3. There were a lot of upsides, though
This game represented the strongest test the Jazz have faced this season. A full-strength Clippers team, with something to prove, coming off some rest, after the Jazz embarrassed them a little the game before, in the Staples Center... it’s probably the second or third-hardest game they’ll have all season, only behind their trips to Los Angeles to face the team in yellow — we’ll see if the Lakers are at full strength for those.
And yet, the Jazz’s offense held up. They still had a 114 offensive rating overall, and a 101 in halfcourt, both of which are pretty good figures. They didn’t get to the rim much, but still got up a relatively good number of threes against the Clippers’ defense. They missed some open ones, but so did the Clippers.
They also forced the Clippers to take a lot of midrange shots: the Clippers were a remarkable 11-17 from outside 14 feet but inside the 3-point line. Obviously, they do have a lot of players who can make those shots, but that’ll be near their high point. Now, you just wish that the Jazz had rebounded the misses they did get.
I still think it’s a very good matchup for Rudy Gobert, even though he didn’t play well offensively tonight: the Clippers only took 15 shots at the rim. Having two centers he can play well against is nice, and the Clippers can’t go small for very many minutes overall.
There was some worry about Bogdanovic’ performance after Wednesday, but he bounced back strongly. And Mitchell showed some fight to keep the team close late.
I also thought the Jazz got an unfortunate whistle.

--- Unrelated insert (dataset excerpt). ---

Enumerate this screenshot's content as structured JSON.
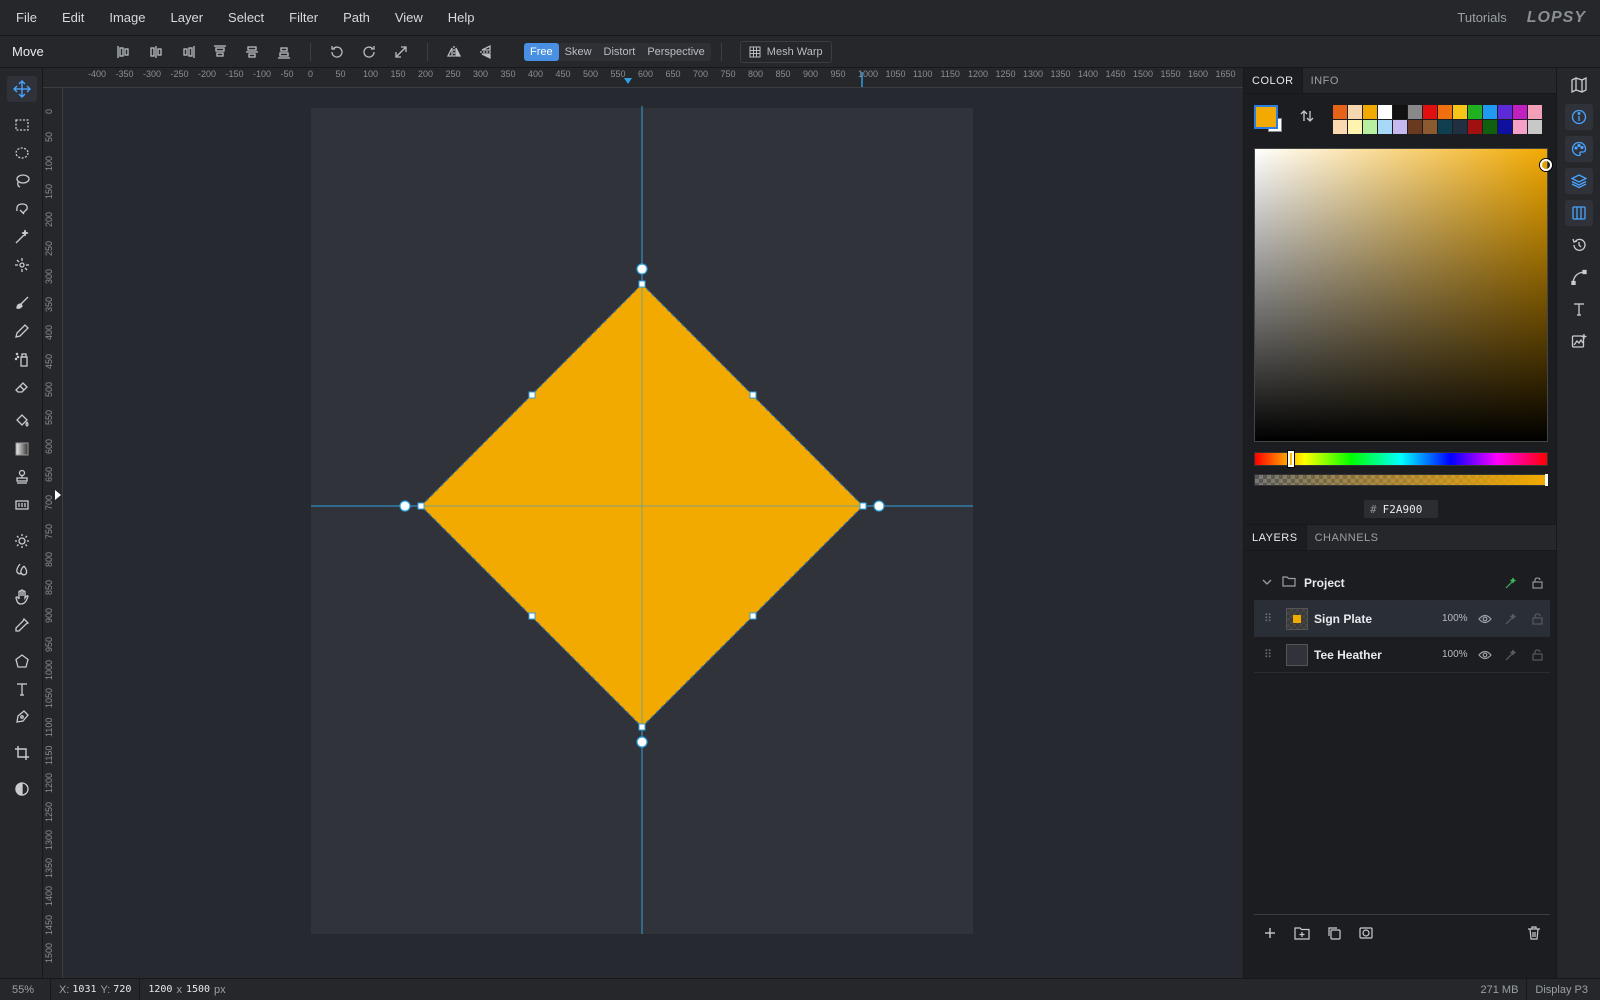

The Clippers got a lot right to win this: big threes from Marcus Morris and Patrick Beverley, clutch free-throw shooting down the stretch, and terrific effort throughout. It was a fun game, and if these two teams match up in the playoffs, it’ll be a close series — but one that the Jazz definitely have a great chance to win.